A pregnant New Zealand journalist who was stranded in Afghanistan by her home country’s Covid-19 border policy said on Tuesday she would return home after her government offered her a pathway back.
The government’s offer amounted to a pushback from New Zealand after officials earlier insisted Charlotte Bellis must reapply for a place in the country’s congested quarantine hotels. Deputy Prime Minister Grant Robertson said Bellis had been offered a voucher for a room.
“I will return to my home country of New Zealand in early March to give birth to our baby girl,” Bellis said in a statement. “We are thrilled to return home and be surrounded by our family and friends at such a special time.”
His case quickly became embarrassing for New Zealand, which has thousands of citizens overseas waiting for space to open in military-run border quarantine hotels.
Bellis said she wanted to thank her fellow New Zealanders for their support and would continue to challenge the government to find a solution to its border controls. She added that she was disappointed the decision was a one-off and offered no way back to other pregnant New Zealanders.

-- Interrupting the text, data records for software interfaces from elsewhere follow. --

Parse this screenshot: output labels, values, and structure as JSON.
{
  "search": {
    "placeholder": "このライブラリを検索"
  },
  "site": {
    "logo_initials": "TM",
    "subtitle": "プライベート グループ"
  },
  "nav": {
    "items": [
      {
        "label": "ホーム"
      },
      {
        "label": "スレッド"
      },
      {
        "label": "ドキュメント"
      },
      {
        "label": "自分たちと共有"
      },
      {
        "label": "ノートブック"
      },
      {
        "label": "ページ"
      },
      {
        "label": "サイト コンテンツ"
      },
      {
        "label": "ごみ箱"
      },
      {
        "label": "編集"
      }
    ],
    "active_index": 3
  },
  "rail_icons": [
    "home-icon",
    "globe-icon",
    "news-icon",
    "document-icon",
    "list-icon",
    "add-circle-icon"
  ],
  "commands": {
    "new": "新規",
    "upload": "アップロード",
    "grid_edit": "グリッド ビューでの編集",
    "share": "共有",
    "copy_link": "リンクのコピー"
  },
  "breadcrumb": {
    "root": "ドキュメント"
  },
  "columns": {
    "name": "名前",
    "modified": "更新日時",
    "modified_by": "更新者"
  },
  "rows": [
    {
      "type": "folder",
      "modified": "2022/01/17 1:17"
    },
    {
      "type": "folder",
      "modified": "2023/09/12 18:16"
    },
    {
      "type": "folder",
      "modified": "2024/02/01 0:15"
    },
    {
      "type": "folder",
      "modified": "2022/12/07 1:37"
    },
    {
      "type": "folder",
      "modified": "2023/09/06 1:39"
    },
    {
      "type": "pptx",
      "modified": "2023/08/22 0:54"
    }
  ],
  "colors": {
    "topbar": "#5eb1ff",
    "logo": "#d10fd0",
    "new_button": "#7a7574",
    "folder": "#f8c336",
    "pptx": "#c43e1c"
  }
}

She said Sunday that every day was a battle. Now 25 weeks pregnant, she said she unsuccessfully tried to enter New Zealand through a lottery-like system and then applied for an emergency return, but was rejected.
Chris Bunny, the head of New Zealand’s quarantine system, said the new offer was made to Bellis because Afghanistan was extremely dangerous and there was a risk of terrorism. He said the ability to help people on the ground was limited, especially after the withdrawal of US forces last year.
Bunny said the publicity surrounding the case was not a deciding factor and the only consideration was Bellis’ safety.
Bellis, 35, had worked as a correspondent in Afghanistan for Al Jazeera, the Qatar-based news network. She quit in November because it is illegal to be pregnant and single in Qatar.
Bellis then flew to Belgium, trying to secure residency in the home country of her partner, freelance photographer Jim Huylebroek, who has lived in Afghanistan for two years. But Bellis said the length of the process would have left her in Belgium with an expired visa.
Jumping around on tourist visas while she waited for her baby would have cost money and left her without healthcare, so she and Huylebroek went back to Afghanistan because they had a visa, felt welcome and from there could fight his battle to return to his home.
New Zealand officials said they would add Huylebroek to Bellis’ voucher if he took the same flight with her.
New Zealand’s Covid-19 response minister, Chris Hipkins, said this week that while officials had to make tough choices, the quarantine system had worked well overall in saving lives and preventing the system of health from being overwhelmed.
The Taliban have faced international criticism for the repressive rules they have imposed on women since taking power in mid-August, including denying girls education beyond sixth grade.
However, they said all girls and women would be allowed to go to school after the Afghan New Year at the end of March. While women have returned to work in the ministries of health and education, thousands of female civil servants have not been allowed to return to their jobs.